[Excerpts from an interface dataset]

==========

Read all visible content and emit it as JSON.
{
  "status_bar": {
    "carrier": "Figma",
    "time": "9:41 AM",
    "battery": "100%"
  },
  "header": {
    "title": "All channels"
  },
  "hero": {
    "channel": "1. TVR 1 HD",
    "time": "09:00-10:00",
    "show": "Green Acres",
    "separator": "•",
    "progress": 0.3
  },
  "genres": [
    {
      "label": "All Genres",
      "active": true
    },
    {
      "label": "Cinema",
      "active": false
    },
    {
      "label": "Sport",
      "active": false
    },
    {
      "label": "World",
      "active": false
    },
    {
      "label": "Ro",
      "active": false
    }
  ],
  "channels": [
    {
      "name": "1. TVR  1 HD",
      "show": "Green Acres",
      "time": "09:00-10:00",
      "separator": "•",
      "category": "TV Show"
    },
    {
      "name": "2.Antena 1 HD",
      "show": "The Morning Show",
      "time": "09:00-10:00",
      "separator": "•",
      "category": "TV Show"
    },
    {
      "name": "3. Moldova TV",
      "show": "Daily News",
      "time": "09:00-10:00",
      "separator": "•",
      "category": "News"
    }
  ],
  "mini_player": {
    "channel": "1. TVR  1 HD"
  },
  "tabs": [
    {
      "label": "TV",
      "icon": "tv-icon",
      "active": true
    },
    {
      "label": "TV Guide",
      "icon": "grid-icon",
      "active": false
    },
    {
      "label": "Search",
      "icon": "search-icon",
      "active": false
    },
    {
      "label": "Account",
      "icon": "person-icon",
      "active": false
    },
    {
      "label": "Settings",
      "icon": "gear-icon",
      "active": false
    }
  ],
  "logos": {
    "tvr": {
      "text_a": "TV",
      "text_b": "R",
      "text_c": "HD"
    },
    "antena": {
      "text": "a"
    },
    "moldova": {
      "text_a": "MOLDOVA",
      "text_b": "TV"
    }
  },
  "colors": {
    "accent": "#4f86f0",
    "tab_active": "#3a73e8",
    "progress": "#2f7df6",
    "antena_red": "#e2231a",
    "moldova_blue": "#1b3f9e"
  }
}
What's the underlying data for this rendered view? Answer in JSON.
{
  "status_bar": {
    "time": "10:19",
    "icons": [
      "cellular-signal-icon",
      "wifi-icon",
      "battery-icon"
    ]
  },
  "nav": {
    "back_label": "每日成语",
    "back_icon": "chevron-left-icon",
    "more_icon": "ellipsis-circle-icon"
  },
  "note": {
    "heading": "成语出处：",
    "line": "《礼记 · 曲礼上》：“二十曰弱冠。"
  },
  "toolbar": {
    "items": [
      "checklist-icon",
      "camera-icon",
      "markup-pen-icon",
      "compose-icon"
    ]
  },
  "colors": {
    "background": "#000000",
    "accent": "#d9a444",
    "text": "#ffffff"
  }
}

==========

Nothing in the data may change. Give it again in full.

• WORKED SOLUTION:
Read all visible content and emit it as JSON.
{
  "status_bar": {
    "carrier": "Figma",
    "time": "9:41 AM",
    "battery": "100%"
  },
  "header": {
    "title": "All channels"
  },
  "hero": {
    "channel": "1. TVR 1 HD",
    "time": "09:00-10:00",
    "show": "Green Acres",
    "separator": "•",
    "progress": 0.3
  },
  "genres": [
    {
      "label": "All Genres",
      "active": true
    },
    {
      "label": "Cinema",
      "active": false
    },
    {
      "label": "Sport",
      "active": false
    },
    {
      "label": "World",
      "active": false
    },
    {
      "label": "Ro",
      "active": false
    }
  ],
  "channels": [
    {
      "name": "1. TVR  1 HD",
      "show": "Green Acres",
      "time": "09:00-10:00",
      "separator": "•",
      "category": "TV Show"
    },
    {
      "name": "2.Antena 1 HD",
      "show": "The Morning Show",
      "time": "09:00-10:00",
      "separator": "•",
      "category": "TV Show"
    },
    {
      "name": "3. Moldova TV",
      "show": "Daily News",
      "time": "09:00-10:00",
      "separator": "•",
      "category": "News"
    }
  ],
  "mini_player": {
    "channel": "1. TVR  1 HD"
  },
  "tabs": [
    {
      "label": "TV",
      "icon": "tv-icon",
      "active": true
    },
    {
      "label": "TV Guide",
      "icon": "grid-icon",
      "active": false
    },
    {
      "label": "Search",
      "icon": "search-icon",
      "active": false
    },
    {
      "label": "Account",
      "icon": "person-icon",
      "active": false
    },
    {
      "label": "Settings",
      "icon": "gear-icon",
      "active": false
    }
  ],
  "logos": {
    "tvr": {
      "text_a": "TV",
      "text_b": "R",
      "text_c": "HD"
    },
    "antena": {
      "text": "a"
    },
    "moldova": {
      "text_a": "MOLDOVA",
      "text_b": "TV"
    }
  },
  "colors": {
    "accent": "#4f86f0",
    "tab_active": "#3a73e8",
    "progress": "#2f7df6",
    "antena_red": "#e2231a",
    "moldova_blue": "#1b3f9e"
  }
}
What's the underlying data for this rendered view? Answer in JSON.
{
  "status_bar": {
    "time": "10:19",
    "icons": [
      "cellular-signal-icon",
      "wifi-icon",
      "battery-icon"
    ]
  },
  "nav": {
    "back_label": "每日成语",
    "back_icon": "chevron-left-icon",
    "more_icon": "ellipsis-circle-icon"
  },
  "note": {
    "heading": "成语出处：",
    "line": "《礼记 · 曲礼上》：“二十曰弱冠。"
  },
  "toolbar": {
    "items": [
      "checklist-icon",
      "camera-icon",
      "markup-pen-icon",
      "compose-icon"
    ]
  },
  "colors": {
    "background": "#000000",
    "accent": "#d9a444",
    "text": "#ffffff"
  }
}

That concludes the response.